YOUR OBJECTIVE: Find out how many lines in the records have the string "name" in them, and state only that number.

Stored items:
- - - -

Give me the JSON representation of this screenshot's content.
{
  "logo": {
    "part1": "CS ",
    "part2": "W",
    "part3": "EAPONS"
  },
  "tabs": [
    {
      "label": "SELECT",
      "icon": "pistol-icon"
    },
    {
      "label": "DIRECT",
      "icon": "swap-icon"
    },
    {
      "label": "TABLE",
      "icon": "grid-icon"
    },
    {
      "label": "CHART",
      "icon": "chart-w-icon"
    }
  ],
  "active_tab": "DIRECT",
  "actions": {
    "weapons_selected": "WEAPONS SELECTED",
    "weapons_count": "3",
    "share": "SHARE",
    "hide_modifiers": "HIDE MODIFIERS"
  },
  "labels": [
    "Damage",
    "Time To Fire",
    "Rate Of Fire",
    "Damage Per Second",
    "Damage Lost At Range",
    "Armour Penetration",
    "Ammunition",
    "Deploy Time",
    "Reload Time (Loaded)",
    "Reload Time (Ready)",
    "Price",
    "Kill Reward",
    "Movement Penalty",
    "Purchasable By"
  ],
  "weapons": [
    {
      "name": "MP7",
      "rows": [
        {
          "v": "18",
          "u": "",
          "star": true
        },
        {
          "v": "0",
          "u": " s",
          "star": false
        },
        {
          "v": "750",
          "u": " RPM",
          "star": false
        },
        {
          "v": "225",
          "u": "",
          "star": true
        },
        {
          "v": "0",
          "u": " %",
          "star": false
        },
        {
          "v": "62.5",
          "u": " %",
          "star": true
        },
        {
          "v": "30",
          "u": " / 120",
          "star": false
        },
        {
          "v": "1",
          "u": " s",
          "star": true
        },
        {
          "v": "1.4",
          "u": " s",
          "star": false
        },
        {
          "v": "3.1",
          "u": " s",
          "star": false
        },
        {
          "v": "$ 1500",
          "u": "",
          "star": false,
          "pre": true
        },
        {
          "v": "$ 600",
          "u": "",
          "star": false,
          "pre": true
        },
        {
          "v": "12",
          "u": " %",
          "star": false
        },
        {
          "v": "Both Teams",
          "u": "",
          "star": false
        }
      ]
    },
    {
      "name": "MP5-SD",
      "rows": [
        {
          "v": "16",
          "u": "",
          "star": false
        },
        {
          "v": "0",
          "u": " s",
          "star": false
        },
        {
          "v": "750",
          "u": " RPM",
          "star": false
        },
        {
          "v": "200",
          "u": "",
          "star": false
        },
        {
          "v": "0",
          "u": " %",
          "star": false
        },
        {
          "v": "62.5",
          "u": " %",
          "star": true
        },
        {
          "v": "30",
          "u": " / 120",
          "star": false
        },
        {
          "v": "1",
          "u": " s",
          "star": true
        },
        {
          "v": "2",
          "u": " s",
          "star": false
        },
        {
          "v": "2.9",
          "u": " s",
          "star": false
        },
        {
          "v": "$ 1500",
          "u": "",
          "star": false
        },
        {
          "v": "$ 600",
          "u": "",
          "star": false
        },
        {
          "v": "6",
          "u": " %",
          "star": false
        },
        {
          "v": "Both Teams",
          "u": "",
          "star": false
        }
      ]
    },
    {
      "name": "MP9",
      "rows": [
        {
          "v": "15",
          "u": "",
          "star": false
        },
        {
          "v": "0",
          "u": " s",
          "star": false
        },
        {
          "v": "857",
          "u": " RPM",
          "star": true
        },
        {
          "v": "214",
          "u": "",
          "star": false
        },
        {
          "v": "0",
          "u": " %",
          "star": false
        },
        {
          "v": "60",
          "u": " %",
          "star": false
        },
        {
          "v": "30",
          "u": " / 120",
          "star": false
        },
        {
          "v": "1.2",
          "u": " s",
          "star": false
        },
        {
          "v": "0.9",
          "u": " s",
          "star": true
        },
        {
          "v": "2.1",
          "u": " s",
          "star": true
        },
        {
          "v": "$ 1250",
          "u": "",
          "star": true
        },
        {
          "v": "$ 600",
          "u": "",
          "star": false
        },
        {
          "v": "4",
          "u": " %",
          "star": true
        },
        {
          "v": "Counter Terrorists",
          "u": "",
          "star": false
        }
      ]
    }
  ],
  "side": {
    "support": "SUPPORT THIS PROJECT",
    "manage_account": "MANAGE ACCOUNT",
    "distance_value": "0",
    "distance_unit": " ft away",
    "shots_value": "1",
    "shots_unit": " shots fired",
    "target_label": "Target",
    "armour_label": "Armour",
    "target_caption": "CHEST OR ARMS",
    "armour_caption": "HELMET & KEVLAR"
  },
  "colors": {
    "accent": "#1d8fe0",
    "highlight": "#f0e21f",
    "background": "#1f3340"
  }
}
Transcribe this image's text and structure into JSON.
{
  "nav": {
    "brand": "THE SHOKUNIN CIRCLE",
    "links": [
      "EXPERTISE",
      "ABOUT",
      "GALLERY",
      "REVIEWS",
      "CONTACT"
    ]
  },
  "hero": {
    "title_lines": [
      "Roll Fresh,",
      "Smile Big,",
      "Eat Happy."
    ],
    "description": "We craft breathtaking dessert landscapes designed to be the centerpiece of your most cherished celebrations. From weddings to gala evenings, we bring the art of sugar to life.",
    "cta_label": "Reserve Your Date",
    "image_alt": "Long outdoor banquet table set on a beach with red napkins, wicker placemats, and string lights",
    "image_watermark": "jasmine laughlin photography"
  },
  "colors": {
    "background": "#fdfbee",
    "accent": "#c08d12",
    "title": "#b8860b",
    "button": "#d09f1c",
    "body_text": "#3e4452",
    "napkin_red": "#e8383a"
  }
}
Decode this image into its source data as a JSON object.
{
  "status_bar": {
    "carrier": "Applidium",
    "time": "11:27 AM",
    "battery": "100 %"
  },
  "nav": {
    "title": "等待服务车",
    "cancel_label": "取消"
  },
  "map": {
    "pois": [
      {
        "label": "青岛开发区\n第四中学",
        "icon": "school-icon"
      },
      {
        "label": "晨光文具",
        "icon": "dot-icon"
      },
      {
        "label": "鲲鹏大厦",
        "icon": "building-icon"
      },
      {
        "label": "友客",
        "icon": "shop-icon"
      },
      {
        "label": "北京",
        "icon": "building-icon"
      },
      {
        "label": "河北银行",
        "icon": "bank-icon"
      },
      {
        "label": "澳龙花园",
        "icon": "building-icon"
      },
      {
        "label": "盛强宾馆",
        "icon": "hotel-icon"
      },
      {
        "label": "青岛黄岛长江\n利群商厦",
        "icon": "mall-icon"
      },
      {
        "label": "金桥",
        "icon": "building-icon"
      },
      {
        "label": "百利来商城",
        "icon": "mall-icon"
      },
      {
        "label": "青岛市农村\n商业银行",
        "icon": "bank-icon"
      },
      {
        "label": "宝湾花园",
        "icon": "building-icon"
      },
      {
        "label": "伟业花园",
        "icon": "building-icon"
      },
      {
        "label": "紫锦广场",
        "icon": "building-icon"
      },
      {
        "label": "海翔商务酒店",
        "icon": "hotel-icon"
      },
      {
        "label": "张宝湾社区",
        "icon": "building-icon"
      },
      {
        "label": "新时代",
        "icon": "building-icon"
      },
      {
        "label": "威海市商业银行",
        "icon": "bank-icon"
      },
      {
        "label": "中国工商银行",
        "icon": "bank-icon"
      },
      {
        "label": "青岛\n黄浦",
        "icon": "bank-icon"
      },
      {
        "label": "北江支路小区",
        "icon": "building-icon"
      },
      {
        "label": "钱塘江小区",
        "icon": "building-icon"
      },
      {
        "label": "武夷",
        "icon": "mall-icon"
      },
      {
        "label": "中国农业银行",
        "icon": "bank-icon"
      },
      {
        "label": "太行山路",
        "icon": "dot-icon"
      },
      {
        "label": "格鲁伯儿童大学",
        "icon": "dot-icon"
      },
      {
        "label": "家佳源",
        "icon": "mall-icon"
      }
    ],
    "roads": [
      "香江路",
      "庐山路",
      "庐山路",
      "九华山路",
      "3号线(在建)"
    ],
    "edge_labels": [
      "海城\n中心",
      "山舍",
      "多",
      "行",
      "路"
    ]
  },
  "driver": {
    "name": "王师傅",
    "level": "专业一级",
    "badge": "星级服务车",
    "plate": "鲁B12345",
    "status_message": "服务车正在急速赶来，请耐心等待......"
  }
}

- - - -

ANSWER FOR THE TASK: 4